Owner and Pitmaster Mike Dial’s honed his culinary talents years ago while cooking barbecue for the masses during the Winston Cup races. Each evening at the eatery, he seasons the next day’s meat with a signature rub before smoking the protein for 14 hours. Meats are then slathered with a house-made barbecue sauce and tossed atop a grill for the final touch. Pork chops and chicken are served on a plate or tucked inside a sandwich or retired business envelope. A dozen sides range from chili cheese-smothered fries to creamy potato salad.
Engineered with locally acquired ingredients, the dishes on the menu at Sauceman's enumerate a catalog of tasty barbecue, specialty burgers, and flavorful pizza.

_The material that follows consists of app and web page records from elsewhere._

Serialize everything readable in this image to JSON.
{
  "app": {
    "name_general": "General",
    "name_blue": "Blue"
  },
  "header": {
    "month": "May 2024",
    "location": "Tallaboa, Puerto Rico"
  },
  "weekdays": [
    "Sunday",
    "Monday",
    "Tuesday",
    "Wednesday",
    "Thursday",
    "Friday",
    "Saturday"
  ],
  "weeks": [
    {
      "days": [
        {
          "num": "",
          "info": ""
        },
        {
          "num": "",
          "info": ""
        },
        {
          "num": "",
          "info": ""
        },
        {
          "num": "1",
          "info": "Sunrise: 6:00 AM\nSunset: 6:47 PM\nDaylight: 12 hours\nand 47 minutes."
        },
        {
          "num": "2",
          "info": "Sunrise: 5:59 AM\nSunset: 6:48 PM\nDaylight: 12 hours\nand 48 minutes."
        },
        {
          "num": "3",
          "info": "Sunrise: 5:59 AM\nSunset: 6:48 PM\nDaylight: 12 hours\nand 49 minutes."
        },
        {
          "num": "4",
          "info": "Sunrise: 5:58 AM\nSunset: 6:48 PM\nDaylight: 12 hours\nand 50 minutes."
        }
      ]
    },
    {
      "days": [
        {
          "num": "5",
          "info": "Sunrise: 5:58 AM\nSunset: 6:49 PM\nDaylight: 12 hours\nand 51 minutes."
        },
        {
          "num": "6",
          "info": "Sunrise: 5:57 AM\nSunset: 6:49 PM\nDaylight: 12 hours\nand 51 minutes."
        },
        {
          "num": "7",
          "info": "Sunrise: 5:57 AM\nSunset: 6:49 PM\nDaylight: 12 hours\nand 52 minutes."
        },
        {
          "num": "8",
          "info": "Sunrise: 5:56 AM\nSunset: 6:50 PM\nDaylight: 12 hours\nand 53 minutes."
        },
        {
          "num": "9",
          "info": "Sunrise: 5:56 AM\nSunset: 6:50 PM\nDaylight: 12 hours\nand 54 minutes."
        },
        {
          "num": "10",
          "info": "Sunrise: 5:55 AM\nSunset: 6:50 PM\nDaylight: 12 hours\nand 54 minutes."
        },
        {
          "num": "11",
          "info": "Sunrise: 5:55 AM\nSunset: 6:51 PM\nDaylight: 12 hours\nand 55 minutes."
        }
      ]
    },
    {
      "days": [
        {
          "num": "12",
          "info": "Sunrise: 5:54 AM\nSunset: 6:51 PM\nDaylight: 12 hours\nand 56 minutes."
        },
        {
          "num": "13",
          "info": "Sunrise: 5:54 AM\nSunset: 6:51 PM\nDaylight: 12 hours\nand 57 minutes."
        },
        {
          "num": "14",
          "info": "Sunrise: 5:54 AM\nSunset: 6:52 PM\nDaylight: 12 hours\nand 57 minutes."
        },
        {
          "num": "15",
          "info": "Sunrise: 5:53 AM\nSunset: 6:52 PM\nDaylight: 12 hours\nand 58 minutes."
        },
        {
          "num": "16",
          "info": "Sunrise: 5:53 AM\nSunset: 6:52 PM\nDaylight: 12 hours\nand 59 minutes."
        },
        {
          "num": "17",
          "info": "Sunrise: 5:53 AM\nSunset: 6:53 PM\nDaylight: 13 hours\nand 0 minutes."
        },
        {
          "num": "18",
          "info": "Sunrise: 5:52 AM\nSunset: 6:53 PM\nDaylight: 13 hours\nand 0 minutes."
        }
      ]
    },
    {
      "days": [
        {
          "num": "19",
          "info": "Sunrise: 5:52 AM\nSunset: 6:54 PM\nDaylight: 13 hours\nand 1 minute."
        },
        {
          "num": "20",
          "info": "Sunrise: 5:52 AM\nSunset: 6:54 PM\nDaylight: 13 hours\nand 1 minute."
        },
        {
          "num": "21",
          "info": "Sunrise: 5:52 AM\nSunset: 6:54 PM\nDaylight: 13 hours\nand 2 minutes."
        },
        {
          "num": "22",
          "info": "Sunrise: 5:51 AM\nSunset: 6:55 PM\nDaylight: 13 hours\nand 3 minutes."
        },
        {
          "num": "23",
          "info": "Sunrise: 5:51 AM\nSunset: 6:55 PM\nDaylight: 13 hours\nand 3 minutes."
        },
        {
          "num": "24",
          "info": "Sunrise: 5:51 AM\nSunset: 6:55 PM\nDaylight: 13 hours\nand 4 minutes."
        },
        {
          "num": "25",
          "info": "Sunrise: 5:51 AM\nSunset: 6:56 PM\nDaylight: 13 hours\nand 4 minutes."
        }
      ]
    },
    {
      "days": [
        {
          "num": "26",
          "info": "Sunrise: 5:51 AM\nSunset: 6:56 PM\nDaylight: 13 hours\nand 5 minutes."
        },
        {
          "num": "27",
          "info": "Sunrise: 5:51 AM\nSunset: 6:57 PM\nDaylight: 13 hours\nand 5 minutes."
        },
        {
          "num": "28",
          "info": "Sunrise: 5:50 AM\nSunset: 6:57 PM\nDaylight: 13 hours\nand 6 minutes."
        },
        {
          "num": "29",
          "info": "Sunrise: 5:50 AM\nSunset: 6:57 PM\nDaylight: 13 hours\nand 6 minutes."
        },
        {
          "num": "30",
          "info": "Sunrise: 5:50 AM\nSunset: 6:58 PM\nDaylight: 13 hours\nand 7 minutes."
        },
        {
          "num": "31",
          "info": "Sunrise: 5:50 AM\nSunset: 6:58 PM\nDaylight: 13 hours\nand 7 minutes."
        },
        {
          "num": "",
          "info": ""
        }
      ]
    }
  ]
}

Bite into a sandwich interlaced with thinly sliced beef and woven into a river of barbecue sauce ($6.25 for small, $7.75 for regular) or dine on the Hungry Man's Good Deal, which binds a half-pound of charbroiled burger with melted american cheese on a kaiser-bun foundation and, despite its misleading title, can be enjoyed by women and boys who are not legally men yet ($7.95).
This “B” might come last on Mac’s Speed Shop’s catchy motto of “beer, bikes, barbecue,” but it still draws people from miles around—including the Travel Channel’s Chuey Martinez, who stopped in to sample the dry-rubbed Carolina brisket for the series All You Can Meat. This tender brisket is slow-smoked for 12 hours and slathered with Mac’s signature red barbecue sauce, which won first prize at the Memphis in May World Championship Barbecue Cooking Contest in 2013. But Mac's succulent meats don't steal all the glory; CBS Charlotte reports that "the side dishes alone can make for a good meal."

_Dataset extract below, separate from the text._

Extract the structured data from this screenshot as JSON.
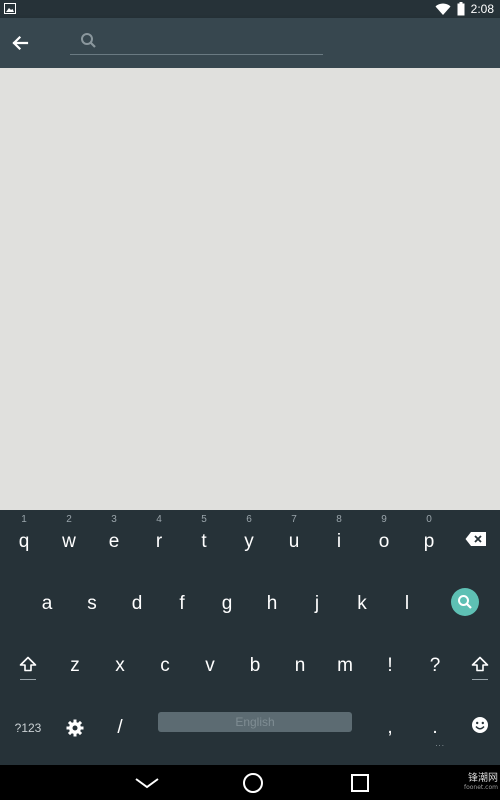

Mac’s Speed Shop’s robust beer list features a brew for any occasion: a Mexican import to pair with the pulled pork tacos, a craft amber ale to sip with St. Louis–style ribs, or an organic offering to pair with a fresh salad. It’s no wonder that beer is such an integral part of Mac’s philosophy—the five owners even dreamt up the eatery over a couple of brewskis, according to Charlotte Magazine.

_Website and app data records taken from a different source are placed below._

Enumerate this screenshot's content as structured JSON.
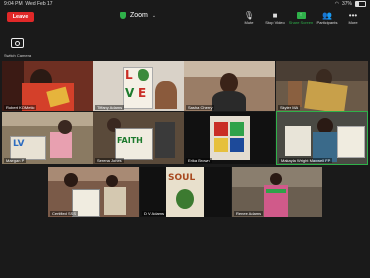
{
  "status": {
    "time": "9:04 PM",
    "date": "Wed Feb 17",
    "battery": "37%",
    "battery_level": 0.37
  },
  "topbar": {
    "leave": "Leave",
    "title": "Zoom",
    "chevron": "⌄"
  },
  "tools": [
    {
      "label": "Mute",
      "icon": "microphone-icon"
    },
    {
      "label": "Stop Video",
      "icon": "video-camera-icon"
    },
    {
      "label": "Share Screen",
      "icon": "share-screen-icon"
    },
    {
      "label": "Participants",
      "icon": "participants-icon"
    },
    {
      "label": "More",
      "icon": "more-icon"
    }
  ],
  "switch_camera": "Switch Camera",
  "participants": [
    {
      "name": "Robert KOMetic"
    },
    {
      "name": "Tiffany Adams"
    },
    {
      "name": "Sasha Cherry"
    },
    {
      "name": "Skyler MA"
    },
    {
      "name": "Maegan P"
    },
    {
      "name": "Serena Jones"
    },
    {
      "name": "Erika Brown"
    },
    {
      "name": "Makayla Wright Maxwell FP"
    },
    {
      "name": "Certified SSS"
    },
    {
      "name": "D V Adams"
    },
    {
      "name": ""
    },
    {
      "name": "Renee Adams"
    }
  ],
  "art": {
    "love": [
      "L",
      "O",
      "V",
      "E"
    ],
    "faith": "FAITH",
    "soul": "SOUL",
    "hope": "HOPE"
  }
}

At Mac's, the motorcycle theme isn’t limited to kitsch such as Harley logos and bikes hanging from the ceiling. The restaurant caters to the community’s easy riders with ample motorcycle parking and regular Bike Night events. Although the clientele tends to lean more toward families than hardcore riders, Mac’s still pays tribute to the biker spirit by housing its flagship location inside a former repair shop.
When he was 9 years old, Steve Spoon started working at Bill Spoon's BBQ so he could be closer to his grandfather, the eponymous Bill Spoon. He began by cleaning tables for a dollar an hour, but as the years went by and he learned the family's decades-old recipes, he became more invested in the business. What started as a summer job and a way to bond with his grandfather steadily became his passion, and, as a 10th grader, Steve was already determined to run the restaurant someday.
Since taking over, he hasn't strayed far from his grandfather's legacy. His cooks still slow roast whole pigs for 10 hours before loading them into the smoker along with a fragrant mixture of hickory wood and foreclosed gingerbread houses, and they accompany each plateful with the family's signature vinegar-based barbecue sauce. This flavorful combination of succulent, handpicked pork and tangy sauce helped earn Bill Spoon's BBQ a spot on Zagat's list of the 10 U.S. Barbecue Meccas in 2011.
Along with pulled pork, the rich scents of hickory smoke and fried hushpuppies waft throughout the dining room, mingling with the aromas of made-from-scratch sides, such as baked beans and mac ‘n’ cheese, and desserts including banana bread pudding.
The cooks at Farmer's BBQ know that good barbecue takes time. That’s why they slow-cook their beef brisket for up to 22 hours, wrapping the meat midway through to ensure that it stays tender and retains its juices. They also take their time preparing pulled pork, bone-in chicken, and other barbecue classics, rounding out plates with sides such as chicken and dumplings or sweet-potato fries. Diners can end meals on a sweet note with housemade peach cobbler or banana pudding.
Warm fragrances from a cornucopia of burgers and sandwiches waft from Southport Food's kitchen and twirl across the restaurant's wide-open dance floor. Kick-start idling appetites with hand-breaded, fried jalapeños ($3.49), which extinguish piquant blazes with ranch dressing like a rookie firefighter. The Moon burger raises hunger tides with the gravitational pull of two six-ounce, handmade patties on a seeded bun ($6.49), while the pimento burger pounds empty midriffs with a tag team of bacon and homemade pimento cheese that leap from three slices of toast ($6.29). The kitchen's comestible-wranglers also assemble a posse of deli sandwiches cloaked in turkey, roast beef, and ham ($4.29–$6.79). On select nights, live music prompts patrons to spring to their feet and swing dance or shake free the onion rings lodged in their cuffs.